Task requirements> After reading the lines below, count those that contain "codes" and give the count alone.

Available records>
----

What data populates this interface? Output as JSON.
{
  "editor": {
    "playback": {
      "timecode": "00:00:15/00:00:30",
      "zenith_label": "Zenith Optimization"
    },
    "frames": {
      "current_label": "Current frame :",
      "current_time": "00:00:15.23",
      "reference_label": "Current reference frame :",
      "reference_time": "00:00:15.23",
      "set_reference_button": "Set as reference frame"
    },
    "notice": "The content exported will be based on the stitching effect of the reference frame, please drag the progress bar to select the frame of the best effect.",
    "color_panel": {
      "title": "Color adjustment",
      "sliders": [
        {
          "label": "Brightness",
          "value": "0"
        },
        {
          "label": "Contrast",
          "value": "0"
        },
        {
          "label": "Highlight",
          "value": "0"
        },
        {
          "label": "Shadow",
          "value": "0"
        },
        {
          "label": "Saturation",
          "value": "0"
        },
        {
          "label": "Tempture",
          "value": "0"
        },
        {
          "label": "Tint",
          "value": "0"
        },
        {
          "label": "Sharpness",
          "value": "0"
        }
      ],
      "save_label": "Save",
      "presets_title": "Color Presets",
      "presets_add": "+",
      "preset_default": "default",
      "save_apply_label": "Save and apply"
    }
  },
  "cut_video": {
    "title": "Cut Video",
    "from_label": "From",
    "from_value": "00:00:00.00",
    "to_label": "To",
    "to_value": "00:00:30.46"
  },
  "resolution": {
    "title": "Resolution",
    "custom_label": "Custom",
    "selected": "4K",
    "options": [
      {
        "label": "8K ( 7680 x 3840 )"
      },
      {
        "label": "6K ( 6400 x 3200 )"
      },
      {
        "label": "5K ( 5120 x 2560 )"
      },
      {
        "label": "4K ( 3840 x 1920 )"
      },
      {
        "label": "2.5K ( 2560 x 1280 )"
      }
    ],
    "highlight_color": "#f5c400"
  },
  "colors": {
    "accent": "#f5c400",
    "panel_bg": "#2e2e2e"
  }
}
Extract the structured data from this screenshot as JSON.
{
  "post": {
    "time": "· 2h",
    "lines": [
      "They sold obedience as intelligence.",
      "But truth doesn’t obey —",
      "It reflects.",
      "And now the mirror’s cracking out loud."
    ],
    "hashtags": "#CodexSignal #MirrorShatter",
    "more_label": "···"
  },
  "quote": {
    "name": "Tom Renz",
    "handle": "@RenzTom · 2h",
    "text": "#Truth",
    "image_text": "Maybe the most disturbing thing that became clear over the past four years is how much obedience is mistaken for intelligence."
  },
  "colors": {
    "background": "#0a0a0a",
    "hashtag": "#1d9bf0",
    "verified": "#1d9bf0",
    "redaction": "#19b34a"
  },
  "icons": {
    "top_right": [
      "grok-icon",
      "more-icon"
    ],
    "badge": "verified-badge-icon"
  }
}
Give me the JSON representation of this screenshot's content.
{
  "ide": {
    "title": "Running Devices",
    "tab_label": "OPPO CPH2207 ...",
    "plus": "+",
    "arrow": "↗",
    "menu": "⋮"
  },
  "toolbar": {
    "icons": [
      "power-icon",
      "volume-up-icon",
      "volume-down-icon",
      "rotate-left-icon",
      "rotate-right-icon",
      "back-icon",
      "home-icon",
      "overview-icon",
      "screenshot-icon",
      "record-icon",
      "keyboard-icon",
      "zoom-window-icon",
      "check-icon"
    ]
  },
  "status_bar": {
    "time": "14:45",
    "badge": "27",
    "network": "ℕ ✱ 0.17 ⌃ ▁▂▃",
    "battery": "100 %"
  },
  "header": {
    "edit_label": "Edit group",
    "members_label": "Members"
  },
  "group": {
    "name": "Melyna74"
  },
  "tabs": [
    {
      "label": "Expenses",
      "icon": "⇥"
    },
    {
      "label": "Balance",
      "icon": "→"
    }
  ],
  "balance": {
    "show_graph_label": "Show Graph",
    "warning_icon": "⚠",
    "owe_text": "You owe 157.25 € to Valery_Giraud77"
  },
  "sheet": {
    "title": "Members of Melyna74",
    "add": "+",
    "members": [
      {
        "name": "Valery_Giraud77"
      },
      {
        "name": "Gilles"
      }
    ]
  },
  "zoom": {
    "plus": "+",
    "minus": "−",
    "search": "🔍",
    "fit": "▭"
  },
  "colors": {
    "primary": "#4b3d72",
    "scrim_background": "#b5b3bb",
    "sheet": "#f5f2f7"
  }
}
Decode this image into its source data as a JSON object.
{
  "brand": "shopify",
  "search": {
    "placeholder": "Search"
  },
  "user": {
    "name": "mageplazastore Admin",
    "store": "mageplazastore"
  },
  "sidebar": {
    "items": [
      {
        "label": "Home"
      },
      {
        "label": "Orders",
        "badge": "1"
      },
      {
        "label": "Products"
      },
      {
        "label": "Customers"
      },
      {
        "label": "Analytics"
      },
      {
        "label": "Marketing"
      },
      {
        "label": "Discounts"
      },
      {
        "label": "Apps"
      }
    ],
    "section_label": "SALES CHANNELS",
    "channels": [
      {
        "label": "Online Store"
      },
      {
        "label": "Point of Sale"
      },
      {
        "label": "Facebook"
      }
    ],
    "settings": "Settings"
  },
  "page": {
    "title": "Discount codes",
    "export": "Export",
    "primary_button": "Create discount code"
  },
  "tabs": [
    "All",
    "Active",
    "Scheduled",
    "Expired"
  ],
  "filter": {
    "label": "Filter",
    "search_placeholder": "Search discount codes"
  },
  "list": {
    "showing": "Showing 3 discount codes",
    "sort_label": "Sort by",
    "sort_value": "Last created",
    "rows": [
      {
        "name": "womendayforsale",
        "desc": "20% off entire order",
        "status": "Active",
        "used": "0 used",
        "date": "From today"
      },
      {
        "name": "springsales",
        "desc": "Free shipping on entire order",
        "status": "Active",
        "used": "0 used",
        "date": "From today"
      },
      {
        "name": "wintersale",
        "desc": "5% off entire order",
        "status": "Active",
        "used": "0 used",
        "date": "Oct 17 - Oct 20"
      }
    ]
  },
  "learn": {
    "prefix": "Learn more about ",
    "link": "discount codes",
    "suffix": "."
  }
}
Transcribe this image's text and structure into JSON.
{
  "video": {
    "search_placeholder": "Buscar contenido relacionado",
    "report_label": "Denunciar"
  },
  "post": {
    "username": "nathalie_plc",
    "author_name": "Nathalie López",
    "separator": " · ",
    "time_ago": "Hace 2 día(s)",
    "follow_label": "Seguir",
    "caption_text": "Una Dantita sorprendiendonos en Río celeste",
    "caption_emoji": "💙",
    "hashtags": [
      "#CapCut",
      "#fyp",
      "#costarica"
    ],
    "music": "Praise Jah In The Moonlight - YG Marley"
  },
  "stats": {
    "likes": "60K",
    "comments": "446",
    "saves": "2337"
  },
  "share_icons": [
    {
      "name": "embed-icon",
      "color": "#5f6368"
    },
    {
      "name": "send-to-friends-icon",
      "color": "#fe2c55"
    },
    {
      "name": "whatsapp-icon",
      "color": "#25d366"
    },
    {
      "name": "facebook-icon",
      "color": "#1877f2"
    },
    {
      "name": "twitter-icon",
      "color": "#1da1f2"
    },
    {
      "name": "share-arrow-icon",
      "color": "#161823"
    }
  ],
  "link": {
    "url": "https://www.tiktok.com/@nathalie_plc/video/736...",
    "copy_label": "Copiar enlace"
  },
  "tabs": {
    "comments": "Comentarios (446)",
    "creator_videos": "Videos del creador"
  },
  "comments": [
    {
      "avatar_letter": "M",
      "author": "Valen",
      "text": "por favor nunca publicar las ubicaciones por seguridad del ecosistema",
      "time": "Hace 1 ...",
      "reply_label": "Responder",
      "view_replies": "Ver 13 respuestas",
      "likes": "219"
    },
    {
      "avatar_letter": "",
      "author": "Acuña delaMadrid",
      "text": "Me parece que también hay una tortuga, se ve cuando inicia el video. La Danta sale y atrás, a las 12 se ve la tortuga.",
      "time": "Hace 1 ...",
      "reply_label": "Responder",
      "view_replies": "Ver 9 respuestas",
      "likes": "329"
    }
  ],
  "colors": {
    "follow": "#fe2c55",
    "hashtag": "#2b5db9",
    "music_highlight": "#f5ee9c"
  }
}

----

Reply> 4